Tuesday, the SEC and Financial Accounting Standards Board issued "clarification" to accounting rules that require companies to value securities at the price for which they can be sold in the market, known as mark-to-market, or fair value, accounting. FASB said it is preparing additional guidance for later this week.
The clarifications allow executives to use their own financial models and judgment if no market exists or if assets are being sold only at fire-sale prices. They were welcomed by banking and financial-services groups that have lobbied the SEC and FASB to change the rules. Those efforts were ramped up in recent days as Congress was drafting a rescue bill.
Because of the credit crunch, the industry has said both the accounting treatment and how it is interpreted by auditors was too conservative and resulted in losses at financial institutions that were bigger than they should have been.

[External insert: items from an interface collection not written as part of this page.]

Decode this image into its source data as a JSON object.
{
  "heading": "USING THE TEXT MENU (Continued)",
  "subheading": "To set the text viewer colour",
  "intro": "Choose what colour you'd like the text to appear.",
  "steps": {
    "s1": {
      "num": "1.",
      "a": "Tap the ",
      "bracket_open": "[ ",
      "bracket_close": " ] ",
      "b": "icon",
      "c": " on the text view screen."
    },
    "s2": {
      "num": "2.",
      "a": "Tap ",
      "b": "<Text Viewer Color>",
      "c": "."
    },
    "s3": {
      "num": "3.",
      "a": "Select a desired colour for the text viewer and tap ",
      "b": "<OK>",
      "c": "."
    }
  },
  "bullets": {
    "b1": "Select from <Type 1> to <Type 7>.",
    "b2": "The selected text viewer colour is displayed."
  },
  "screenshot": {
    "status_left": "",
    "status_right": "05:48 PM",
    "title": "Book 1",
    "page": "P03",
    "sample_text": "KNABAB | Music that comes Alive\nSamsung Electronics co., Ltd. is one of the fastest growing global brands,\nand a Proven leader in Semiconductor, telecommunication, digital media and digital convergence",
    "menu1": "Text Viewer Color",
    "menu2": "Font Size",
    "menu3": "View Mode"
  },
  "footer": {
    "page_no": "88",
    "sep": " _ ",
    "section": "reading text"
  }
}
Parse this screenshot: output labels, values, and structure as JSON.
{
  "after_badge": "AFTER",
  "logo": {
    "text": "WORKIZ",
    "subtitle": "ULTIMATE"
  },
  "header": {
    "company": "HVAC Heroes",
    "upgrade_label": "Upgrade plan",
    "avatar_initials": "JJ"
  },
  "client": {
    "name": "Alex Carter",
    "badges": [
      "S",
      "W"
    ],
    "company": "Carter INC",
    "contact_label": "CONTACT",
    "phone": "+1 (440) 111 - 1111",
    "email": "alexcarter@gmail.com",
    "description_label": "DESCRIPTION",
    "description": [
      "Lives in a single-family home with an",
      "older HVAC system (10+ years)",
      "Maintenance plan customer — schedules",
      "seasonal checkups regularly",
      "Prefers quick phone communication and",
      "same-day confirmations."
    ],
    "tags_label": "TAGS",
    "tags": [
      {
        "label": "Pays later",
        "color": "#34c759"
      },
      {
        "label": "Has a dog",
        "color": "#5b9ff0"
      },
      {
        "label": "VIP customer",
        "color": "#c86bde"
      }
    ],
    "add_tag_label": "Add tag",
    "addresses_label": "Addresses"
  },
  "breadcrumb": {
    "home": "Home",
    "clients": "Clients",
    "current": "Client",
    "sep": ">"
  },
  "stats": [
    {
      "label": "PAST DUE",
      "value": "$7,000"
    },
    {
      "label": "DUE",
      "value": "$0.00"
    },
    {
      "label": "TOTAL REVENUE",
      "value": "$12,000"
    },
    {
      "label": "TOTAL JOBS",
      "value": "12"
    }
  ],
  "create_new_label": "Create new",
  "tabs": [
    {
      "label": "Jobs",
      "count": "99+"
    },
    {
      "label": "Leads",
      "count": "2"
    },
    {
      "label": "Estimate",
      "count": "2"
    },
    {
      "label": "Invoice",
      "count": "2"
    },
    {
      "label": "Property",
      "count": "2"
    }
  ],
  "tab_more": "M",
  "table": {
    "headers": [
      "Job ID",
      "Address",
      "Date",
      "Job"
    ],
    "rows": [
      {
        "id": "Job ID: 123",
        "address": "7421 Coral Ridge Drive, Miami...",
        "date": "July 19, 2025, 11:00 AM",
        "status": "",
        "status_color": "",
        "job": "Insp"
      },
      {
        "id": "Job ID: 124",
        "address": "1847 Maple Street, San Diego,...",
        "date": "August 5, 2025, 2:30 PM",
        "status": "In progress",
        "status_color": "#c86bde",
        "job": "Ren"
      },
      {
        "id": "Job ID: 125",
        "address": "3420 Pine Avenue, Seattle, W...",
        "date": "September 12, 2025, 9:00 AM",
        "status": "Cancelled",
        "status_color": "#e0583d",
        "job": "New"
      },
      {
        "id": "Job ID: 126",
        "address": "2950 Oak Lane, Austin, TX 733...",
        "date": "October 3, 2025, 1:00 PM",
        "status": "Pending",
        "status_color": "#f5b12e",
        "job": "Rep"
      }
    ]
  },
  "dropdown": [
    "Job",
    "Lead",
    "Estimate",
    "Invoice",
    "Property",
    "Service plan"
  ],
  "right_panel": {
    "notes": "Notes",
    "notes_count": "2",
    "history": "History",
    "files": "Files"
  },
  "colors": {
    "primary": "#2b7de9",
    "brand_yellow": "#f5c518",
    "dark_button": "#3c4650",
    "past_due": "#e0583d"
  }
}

They said the rules forced companies to write down assets tied to companies that had no chance of defaulting largely because there were few buyers or sellers.
The move Tuesday addressed many of their concerns. The SEC and FASB stopped short of bowing to pressure from some lawmakers and lobbyists who were seeking a complete suspension of fair-value accounting.
There is a reason these assets are valued at firesale prices: these are the only prices we can actually sell them at. That is where a "willing buyer and a willing seller -- neither being under a compulsion to sell -- would actually sell the stuff. There's a reason these assets are priced at those levels -- they're crap.
I love the model argument. "According to this model, this security is really worth x." Really? Then you buy it and put it in your personal account. I'm sure the bank would be willing to slice off a small piece for your IRA. Just let me know when you're ready.
It's amazing to me how all the "free market people" have utterly thrown their principles away during this crisis. Let's see the credibility go by the wayside.